---------- SOURCE DATA ----------

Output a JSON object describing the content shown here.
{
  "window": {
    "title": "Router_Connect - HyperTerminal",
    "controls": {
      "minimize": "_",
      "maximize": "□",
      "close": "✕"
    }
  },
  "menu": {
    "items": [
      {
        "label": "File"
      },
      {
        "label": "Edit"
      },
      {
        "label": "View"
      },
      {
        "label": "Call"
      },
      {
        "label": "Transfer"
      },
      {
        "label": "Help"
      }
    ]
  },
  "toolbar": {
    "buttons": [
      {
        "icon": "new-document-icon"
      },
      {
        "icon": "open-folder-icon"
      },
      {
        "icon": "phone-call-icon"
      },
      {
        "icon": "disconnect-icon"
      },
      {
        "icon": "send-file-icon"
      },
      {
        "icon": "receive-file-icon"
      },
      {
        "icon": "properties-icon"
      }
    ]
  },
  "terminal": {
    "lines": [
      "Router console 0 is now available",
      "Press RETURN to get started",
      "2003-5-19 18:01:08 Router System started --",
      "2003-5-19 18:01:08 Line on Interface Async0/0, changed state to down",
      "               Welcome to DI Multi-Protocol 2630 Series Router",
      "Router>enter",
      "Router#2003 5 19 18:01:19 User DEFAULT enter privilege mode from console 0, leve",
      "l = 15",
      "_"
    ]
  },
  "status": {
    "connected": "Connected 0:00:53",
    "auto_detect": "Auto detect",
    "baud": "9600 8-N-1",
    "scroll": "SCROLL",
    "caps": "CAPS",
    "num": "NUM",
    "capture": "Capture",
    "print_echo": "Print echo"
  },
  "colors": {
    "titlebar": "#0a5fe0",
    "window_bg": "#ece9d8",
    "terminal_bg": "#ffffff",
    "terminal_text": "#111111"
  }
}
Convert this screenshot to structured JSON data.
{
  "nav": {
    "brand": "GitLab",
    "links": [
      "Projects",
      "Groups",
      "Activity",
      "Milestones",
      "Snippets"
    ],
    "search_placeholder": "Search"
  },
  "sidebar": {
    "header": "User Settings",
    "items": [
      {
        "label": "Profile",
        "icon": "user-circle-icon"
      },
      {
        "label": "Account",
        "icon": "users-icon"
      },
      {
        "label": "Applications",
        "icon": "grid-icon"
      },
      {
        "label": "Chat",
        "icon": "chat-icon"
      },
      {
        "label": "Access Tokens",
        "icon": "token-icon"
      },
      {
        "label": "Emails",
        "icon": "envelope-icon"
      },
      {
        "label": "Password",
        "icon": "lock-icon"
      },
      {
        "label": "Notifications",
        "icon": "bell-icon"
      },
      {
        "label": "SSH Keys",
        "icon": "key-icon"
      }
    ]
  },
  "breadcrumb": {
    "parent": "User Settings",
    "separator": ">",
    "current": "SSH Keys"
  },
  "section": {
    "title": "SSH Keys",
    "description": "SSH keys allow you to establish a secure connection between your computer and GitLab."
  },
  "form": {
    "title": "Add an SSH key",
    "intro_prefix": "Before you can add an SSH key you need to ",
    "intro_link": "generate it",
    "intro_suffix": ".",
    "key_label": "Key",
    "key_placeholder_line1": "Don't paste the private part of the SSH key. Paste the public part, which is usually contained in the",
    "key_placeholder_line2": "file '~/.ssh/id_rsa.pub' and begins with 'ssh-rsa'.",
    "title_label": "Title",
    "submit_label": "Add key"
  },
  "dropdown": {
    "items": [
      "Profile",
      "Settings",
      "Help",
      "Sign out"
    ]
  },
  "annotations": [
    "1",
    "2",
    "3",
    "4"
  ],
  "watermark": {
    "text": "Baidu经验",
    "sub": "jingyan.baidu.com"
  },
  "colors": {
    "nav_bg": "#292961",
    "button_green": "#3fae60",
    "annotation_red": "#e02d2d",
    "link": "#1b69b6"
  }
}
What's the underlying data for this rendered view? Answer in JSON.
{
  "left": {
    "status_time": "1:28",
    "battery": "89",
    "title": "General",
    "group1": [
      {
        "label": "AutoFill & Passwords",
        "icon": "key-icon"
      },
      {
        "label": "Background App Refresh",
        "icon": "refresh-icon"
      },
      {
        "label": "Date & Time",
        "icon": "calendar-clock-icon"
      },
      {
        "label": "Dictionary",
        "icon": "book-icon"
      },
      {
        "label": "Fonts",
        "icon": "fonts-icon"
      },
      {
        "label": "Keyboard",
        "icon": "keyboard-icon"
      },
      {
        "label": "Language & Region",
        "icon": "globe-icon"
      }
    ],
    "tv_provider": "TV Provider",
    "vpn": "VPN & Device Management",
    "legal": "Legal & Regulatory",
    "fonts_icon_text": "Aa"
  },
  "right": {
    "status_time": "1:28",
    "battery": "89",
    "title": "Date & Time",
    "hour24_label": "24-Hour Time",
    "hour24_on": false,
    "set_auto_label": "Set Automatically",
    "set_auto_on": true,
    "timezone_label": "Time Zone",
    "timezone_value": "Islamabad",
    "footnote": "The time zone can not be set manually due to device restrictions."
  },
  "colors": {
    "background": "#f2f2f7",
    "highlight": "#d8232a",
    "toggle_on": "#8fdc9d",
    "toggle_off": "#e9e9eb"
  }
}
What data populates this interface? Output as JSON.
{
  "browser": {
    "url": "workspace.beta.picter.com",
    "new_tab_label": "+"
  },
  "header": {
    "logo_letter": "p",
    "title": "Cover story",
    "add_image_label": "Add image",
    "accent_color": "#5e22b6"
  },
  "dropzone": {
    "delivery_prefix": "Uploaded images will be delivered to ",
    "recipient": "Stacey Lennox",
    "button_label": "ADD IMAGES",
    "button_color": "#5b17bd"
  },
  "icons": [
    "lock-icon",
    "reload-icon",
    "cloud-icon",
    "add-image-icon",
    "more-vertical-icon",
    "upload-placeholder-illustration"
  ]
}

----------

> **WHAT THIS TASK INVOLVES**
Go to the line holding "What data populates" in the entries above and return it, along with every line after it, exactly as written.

> **ANSWER AREA**
What data populates this interface? Output as JSON.
{
  "browser": {
    "url": "workspace.beta.picter.com",
    "new_tab_label": "+"
  },
  "header": {
    "logo_letter": "p",
    "title": "Cover story",
    "add_image_label": "Add image",
    "accent_color": "#5e22b6"
  },
  "dropzone": {
    "delivery_prefix": "Uploaded images will be delivered to ",
    "recipient": "Stacey Lennox",
    "button_label": "ADD IMAGES",
    "button_color": "#5b17bd"
  },
  "icons": [
    "lock-icon",
    "reload-icon",
    "cloud-icon",
    "add-image-icon",
    "more-vertical-icon",
    "upload-placeholder-illustration"
  ]
}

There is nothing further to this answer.